We wouldn’t have a family without them but when building your family tree you’ll quickly discover a roadblock.
Where are the women?
Tracing your female ancestors can be frustrating because it’s challenging to find maiden names. Historically women didn’t have the same legal rights as men. As a result generations of women are missing from most records.
Additionally, once married our female forebear’s names were often erased and they became “Mrs. His First and Last Name” for the rest of their lives. Emily Witherspoon became Mrs. John Dickerson.
Locating maiden names is essential to growing your family tree. Sadly, our female ancestors become virtually invisible the further you research back in time.
But don’t despair! You can find those maiden names if you know where to look. Here are 9 easy ways you can find your female ancestors.
Marriage license applications are often the best source for maiden names. If the marriage license isn’t available, look for marriage indexes and certificates. You can find these some of these records online or contact the local county and town clerks office where the marriage took place. If your ancestor was married multiple times, look for all the marriage records. For more information on marriage records, see my blog post “Why I love Marriage Records and You Should Too!”
A woman’s maiden name is usually included on birth records. If you can’t locate the birth certificate of the ancestor you descended from, or the maiden name is missing, look for birth certificates for all children.
Obituaries often include a woman’s maiden name. If it isn’t explicitly mentioned, look to see if her brother, father, or mother is included in the list of family members surviving or pre-deceased. Their surname will be her maiden name.
A deceased mother’s maiden name is often on death certificates. However, because the maiden name recorded on the death certificate is provided by the informant, it is not a fact. You will need to do more research to verify. But it is a good clue to find!
Search the local newspapers around the time of your female ancestor’s marriage using her husband’s name. You might find an engagement or wedding announcements containing the maiden name of the bride. Read the entire article for clues to her family. You might find siblings or cousins in the bridal party. And, you might be lucky enough to discover a photo of your female ancestor accompanying the announcement.
Working back in time, examine all the census records that occurred during your female ancestor’s lifetime. Look at the members of the family and their relationship to the head-of-household. Is there a brother-in-law or person with a different surname in the household? That could be one of her relatives. Look at the neighbors. They might be living next to her parents or siblings.

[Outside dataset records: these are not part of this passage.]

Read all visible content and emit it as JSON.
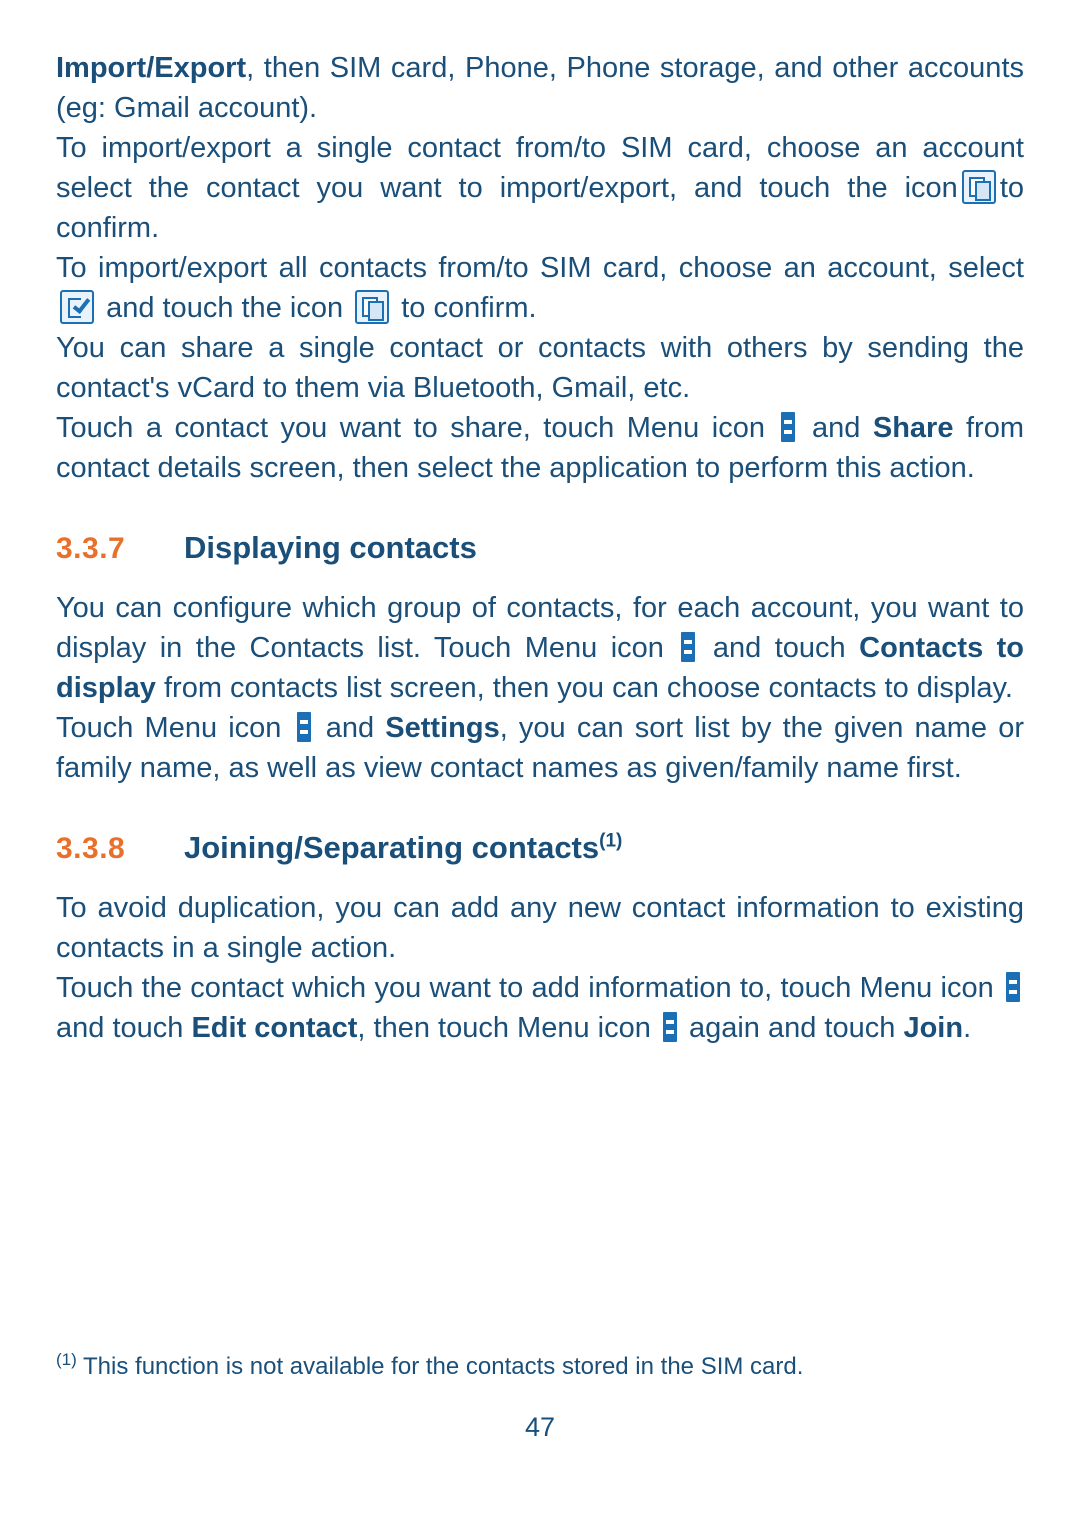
{
  "document": {
    "page_number": "47",
    "paragraphs": {
      "p1_bold": "Import/Export",
      "p1_rest": ", then SIM card, Phone, Phone storage, and other accounts (eg: Gmail account).",
      "p2_a": "To import/export a single contact from/to SIM card, choose an account select the contact you want to import/export, and touch the icon",
      "p2_b": "to confirm.",
      "p3_a": "To import/export all contacts from/to SIM card, choose an account, select",
      "p3_b": "and touch the icon",
      "p3_c": "to confirm.",
      "p4": "You can share a single contact or contacts with others by sending the contact's vCard to them via Bluetooth, Gmail, etc.",
      "p5_a": "Touch a contact you want to share, touch Menu icon",
      "p5_b": "and",
      "p5_bold": "Share",
      "p5_c": "from contact details screen, then select the application to perform this action.",
      "p6_a": "You can configure which group of contacts, for each account, you want to display in the Contacts list. Touch Menu icon",
      "p6_b": "and touch",
      "p6_bold1": "Contacts to display",
      "p6_c": "from contacts list screen, then you can choose contacts to display.",
      "p7_a": "Touch Menu icon",
      "p7_b": "and",
      "p7_bold": "Settings",
      "p7_c": ", you can sort list by the given name or family name, as well as view contact names as given/family name first.",
      "p8": "To avoid duplication, you can add any new contact information to existing contacts in a single action.",
      "p9_a": "Touch the contact which you want to add information to, touch Menu icon",
      "p9_b": "and touch",
      "p9_bold1": "Edit contact",
      "p9_c": ", then touch Menu icon",
      "p9_d": "again and touch",
      "p9_bold2": "Join",
      "p9_e": "."
    },
    "headings": [
      {
        "number": "3.3.7",
        "title": "Displaying contacts",
        "sup": ""
      },
      {
        "number": "3.3.8",
        "title": "Joining/Separating contacts",
        "sup": "(1)"
      }
    ],
    "footnote": {
      "mark": "(1)",
      "text": "This function is not available for the contacts stored in the SIM card."
    },
    "icons": {
      "copy": "copy-icon",
      "check": "checkbox-check-icon",
      "menu": "menu-overflow-icon"
    },
    "colors": {
      "text": "#1a4f7a",
      "accent": "#e8702a",
      "icon": "#1a6fb5"
    }
  }
}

Finding maiden names in immigration records means first finding the husband’s immigration records first. If they were married when they immigrated or applied for citizenship, you will find the wife’s maiden name on the naturalization papers. If your female ancestors are Italian, like mine, they are listed by their maiden name on ship manifests.
Tombstones occasionally contain a woman’s maiden and married name. Also, look at those buried around. She might be buried near her relatives or in a family plot.
Time to do some digging in grandma’s attic or basement. Family bibles, letters, and diaries often record the private lives of women, and thus their maiden names.
In finding my female ancestors, I discovered where I got my curly hair from. Are you interested in discovering more about your family history? I can help. I’m Kimberlie Guerrieri, a Certified Genealogist with more than 15 years of experience assisting people to discover their family histories and solve some pretty cool mysteries. Contact me for a FREE discovery call to discuss your goals and let’s get started!